● **WHAT IS NEEDED**
Go through the listing beneath this task and return every line that carries the string "title".

Start of GIVEN DATA

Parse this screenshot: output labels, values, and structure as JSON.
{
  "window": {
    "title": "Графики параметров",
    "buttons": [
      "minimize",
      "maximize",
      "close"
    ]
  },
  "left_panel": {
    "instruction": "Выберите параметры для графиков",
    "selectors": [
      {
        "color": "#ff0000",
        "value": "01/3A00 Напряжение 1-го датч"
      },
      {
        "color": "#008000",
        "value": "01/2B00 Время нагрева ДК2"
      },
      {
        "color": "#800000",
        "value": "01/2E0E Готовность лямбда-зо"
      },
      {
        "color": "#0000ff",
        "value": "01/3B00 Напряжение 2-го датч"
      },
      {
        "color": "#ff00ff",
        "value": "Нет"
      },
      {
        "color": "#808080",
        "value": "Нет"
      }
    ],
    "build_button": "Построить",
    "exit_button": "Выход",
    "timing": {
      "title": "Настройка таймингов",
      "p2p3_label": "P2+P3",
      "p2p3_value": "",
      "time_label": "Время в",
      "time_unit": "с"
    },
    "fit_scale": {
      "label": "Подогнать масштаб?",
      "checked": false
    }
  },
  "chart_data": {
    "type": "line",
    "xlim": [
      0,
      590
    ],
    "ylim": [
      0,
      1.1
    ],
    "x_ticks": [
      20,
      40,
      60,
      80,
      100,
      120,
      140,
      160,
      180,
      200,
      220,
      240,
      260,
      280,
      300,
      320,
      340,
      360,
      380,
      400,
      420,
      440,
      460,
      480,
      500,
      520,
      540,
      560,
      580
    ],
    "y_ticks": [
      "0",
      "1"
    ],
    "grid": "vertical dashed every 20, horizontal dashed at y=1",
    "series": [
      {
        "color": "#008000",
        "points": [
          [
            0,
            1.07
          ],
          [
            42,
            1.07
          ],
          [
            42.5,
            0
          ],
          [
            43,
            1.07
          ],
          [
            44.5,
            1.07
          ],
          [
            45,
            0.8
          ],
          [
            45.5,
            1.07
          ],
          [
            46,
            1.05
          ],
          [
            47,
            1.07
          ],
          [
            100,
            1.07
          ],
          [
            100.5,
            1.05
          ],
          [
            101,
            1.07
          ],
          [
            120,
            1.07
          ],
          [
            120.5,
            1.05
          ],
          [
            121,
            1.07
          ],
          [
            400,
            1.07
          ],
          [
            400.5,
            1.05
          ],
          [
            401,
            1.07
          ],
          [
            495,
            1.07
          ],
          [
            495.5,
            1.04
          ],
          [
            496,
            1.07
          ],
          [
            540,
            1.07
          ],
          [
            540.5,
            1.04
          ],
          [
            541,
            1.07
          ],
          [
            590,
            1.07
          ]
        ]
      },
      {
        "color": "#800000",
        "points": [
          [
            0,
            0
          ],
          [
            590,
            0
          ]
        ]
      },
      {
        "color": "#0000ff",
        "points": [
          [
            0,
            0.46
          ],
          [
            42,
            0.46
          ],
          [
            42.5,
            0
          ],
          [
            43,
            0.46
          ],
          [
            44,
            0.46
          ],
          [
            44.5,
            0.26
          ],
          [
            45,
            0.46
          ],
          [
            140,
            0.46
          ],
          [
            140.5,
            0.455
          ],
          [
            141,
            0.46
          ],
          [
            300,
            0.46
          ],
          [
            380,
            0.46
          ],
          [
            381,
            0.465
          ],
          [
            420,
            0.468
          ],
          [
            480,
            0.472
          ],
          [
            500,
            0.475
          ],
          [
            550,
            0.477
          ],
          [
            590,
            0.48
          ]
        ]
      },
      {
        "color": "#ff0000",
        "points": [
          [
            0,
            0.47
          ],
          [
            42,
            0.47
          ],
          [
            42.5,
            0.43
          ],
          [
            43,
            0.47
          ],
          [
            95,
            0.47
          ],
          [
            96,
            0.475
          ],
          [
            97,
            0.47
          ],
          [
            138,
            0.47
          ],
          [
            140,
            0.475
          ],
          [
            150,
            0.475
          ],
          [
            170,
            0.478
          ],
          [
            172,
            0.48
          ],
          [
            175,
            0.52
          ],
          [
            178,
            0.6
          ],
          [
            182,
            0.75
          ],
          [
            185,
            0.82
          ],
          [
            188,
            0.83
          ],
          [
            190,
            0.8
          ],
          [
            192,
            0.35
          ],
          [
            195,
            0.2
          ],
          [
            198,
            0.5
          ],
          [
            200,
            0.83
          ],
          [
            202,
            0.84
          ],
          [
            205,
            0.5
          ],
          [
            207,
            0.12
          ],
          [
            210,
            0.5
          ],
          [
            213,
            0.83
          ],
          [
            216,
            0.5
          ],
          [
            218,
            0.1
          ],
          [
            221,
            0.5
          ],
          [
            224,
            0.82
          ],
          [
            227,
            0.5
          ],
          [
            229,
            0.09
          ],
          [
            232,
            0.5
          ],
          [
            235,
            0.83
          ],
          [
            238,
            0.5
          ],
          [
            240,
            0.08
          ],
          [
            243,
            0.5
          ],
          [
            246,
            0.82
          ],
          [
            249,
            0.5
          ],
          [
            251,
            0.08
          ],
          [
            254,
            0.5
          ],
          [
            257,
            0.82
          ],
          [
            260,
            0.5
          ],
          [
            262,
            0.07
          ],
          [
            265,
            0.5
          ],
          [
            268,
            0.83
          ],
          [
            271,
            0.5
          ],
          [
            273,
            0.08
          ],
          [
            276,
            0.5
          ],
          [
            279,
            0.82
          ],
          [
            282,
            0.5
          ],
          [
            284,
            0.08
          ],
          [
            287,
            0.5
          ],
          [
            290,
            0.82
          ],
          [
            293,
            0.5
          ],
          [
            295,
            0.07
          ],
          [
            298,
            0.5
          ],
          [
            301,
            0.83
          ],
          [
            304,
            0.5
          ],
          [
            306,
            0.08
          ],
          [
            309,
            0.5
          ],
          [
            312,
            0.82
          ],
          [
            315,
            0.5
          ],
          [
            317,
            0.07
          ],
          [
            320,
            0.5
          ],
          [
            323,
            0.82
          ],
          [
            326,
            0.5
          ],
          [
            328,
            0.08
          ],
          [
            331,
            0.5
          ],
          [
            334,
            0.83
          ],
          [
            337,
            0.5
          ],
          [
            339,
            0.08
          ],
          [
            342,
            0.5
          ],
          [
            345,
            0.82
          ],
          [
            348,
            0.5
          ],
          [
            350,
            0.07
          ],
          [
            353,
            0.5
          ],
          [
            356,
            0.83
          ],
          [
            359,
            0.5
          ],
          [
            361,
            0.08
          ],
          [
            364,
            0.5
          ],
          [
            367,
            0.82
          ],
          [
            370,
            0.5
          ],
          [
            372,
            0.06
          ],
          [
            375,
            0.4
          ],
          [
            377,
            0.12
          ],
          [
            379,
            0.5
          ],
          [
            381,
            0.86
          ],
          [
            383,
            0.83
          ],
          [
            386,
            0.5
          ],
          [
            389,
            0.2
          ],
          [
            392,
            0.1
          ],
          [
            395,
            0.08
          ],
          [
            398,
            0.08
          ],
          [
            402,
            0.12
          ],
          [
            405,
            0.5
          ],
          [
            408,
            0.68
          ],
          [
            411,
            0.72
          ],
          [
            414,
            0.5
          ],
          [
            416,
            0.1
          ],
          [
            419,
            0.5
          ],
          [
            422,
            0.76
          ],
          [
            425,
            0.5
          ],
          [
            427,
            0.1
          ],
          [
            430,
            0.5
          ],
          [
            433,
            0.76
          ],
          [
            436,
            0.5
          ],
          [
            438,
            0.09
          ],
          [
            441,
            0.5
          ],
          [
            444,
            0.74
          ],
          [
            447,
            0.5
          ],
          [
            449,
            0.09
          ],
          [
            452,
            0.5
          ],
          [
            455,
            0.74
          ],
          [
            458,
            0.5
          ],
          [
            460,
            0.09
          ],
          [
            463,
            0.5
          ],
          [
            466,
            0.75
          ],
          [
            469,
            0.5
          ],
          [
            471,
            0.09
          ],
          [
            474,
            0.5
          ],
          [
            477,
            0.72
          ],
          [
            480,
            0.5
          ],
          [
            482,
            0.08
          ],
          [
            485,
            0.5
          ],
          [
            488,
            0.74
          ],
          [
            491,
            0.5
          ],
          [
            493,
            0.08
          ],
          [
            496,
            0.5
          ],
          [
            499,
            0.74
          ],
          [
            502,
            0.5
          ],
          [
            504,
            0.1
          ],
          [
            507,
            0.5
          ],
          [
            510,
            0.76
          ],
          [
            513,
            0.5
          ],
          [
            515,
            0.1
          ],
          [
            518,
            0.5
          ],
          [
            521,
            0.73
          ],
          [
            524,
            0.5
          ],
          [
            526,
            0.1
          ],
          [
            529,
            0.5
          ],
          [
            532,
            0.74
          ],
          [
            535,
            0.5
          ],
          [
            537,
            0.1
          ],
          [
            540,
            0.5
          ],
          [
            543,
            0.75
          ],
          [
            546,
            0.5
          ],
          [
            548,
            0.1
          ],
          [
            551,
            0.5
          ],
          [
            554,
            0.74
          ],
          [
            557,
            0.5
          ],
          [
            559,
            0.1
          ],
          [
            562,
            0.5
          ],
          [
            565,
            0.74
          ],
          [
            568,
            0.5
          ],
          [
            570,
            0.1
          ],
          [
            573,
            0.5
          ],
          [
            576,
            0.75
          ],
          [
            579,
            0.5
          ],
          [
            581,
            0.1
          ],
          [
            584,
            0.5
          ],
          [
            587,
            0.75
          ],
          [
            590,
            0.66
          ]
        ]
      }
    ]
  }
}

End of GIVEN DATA

● **THE COMPLETED TASK**
    "title": "Графики параметров",
      "title": "Настройка таймингов",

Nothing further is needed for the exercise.